Messages
21,777
Location
So. Oregon
one thing ive found helpfull in my bucket for big hedges is a weed eater with a circle saw blade. get the blade you can sharpen with a chain file
non hyd of course
 

JIML

Treehouser
Joined
Oct 17, 2005
Messages
480
Location
Indiana
bahhhhhhhhhh bunch of haters :lol::lol:

The hoses are not $500 a set, the older hoses we have are pretty stiff when new, we got some new ones that are made by goodyear I think?!? They are alot softer. It takes a while to get where you don't fight the hoses or the saw. I work line clearance and use one all day. Alot faster and easier to use than a 200 for trimming. Granted a 200 has its place but, you can reach alot more with the polesaw. Also can stay further away from your work, not getting hit by stuff. When working out of a bucket your always in the way so its nice to be able to get back away from things sometimes...
 

JIML

Treehouser
Joined
Oct 17, 2005
Messages
480
Location
Indiana
I don't know, i think they would be handy... I know I extend all the way up and still reach up over my head to make cuts.. Loose quite a bit of reach if you don't have a polesaw.
 
N

NeTree

Guest
Hydraulic tools are great for line clearance work.

Never had them on my own truck, and never missed them, either.
 
M

Mr. Sir

Guest
Yup, they're perfect for line clearance. Not so good for general pruning or removals. Like Brian said, I used mine once or twice, now it sits in the shed collecting dust. Make me an offer.
 
B

BostonBull

Guest
Just bought a set of hoses and fittings on Thursday. Hoses were 350, fittings came out to 150. So yes they are 500.

As far as I know Goodyear doesnt make DI-ELECTRIC (non conductive) hoses?.........but they could be a new product.
 

JIML

Treehouser
Joined
Oct 17, 2005
Messages
480
Location
Indiana
I think the goodyear stuff is called Saflex? Feels like it has a nitrile cover, real soft. The old stuff we use is called synflex..

You need to shop around, I can get 4 flat face quick couplers, 4 crimp fittings, and 16 feet of hose for what you paid for the fittings.

Edit, I got the prices out of my 2007 catalogs. I don't think prices went up that much in a year tho..
 
N

NeTree

Guest
I don't know, i think they would be handy... I know I extend all the way up and still reach up over my head to make cuts.. Loose quite a bit of reach if you don't have a polesaw.
If you're cutting wayyy over your head like that, how are you controlling the limb? :?

No problemo when the only thing below is the truck with a rack, but over houses and skylights it's a bit more risky, doncha think? :D
 
B

BostonBull

Guest
I think the goodyear stuff is called Saflex? Feels like it has a nitrile cover, real soft. The old stuff we use is called synflex..
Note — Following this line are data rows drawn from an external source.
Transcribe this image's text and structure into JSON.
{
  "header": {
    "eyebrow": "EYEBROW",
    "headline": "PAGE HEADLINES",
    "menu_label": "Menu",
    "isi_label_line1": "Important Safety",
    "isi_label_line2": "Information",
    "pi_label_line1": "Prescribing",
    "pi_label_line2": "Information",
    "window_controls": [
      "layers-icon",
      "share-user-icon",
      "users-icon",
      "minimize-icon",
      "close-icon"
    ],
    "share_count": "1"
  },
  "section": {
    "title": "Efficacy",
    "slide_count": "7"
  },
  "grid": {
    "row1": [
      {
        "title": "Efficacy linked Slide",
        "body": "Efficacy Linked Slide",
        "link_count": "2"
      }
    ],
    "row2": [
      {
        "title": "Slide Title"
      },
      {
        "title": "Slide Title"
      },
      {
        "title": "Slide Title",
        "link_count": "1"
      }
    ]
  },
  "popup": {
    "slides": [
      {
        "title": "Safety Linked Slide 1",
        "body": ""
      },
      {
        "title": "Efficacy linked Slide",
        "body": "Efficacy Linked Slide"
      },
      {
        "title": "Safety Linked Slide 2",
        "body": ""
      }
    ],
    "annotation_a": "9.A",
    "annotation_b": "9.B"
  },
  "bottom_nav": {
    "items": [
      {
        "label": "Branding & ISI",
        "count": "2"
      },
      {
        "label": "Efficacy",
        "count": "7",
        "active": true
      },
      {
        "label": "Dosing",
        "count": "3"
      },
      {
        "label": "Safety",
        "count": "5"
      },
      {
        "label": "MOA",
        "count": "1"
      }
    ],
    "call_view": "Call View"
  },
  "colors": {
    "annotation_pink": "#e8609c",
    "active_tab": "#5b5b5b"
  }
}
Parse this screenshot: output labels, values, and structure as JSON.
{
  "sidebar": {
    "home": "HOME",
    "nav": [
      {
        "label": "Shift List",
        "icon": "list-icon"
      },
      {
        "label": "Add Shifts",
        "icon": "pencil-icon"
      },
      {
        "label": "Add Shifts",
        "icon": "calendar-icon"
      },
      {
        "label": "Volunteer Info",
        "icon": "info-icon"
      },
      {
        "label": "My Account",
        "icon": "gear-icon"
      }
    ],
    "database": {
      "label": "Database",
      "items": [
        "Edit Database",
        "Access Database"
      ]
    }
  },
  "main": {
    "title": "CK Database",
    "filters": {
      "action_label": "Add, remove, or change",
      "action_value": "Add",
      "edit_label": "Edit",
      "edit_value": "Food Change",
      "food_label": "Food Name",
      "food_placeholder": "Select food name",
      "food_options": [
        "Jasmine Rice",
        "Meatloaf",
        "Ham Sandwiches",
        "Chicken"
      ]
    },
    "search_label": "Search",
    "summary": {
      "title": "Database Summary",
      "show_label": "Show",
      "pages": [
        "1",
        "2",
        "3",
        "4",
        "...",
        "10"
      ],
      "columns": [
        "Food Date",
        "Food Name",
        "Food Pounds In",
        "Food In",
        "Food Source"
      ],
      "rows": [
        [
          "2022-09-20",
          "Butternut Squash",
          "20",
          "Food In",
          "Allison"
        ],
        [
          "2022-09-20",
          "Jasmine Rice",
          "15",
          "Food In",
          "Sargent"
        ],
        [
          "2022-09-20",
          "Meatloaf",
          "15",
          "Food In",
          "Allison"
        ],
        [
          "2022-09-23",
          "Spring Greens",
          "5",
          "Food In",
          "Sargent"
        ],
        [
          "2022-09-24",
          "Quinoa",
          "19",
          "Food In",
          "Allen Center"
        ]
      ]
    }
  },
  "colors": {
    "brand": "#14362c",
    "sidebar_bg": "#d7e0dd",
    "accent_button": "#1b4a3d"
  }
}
You need to shop around, I can get 4 flat face quick couplers, 4 crimp fittings, and 16 feet of hose for what you paid for the fittings.

Edit, I got the prices out of my 2007 catalogs. I don't think prices went up that much in a year tho..
I thats the case, send me the web address. I like going to my guy because I go in wth the old hose and fittings, and 5 minutes later I have a brand new hose, and fittings all crimped and ready to go.

How much did it cost to setup your shop with a crimper? I looked at one to put in the shop, they are 15-20K!:O
 

JIML

Treehouser
Joined
Oct 17, 2005
Messages
480
Location
Indiana
I don't have a crimper but know several people that do. Used crimpers on ebay prolly. I buy all my hydraulics stuff up in indy, theres several places and all the prices are fairly close. Id look around at other shops and see if you can't find another with better prices. Takes a different set of dies or crimper all together to crimp the synflex I THINK...
 
The Tree House Loves TreeStuff!
Top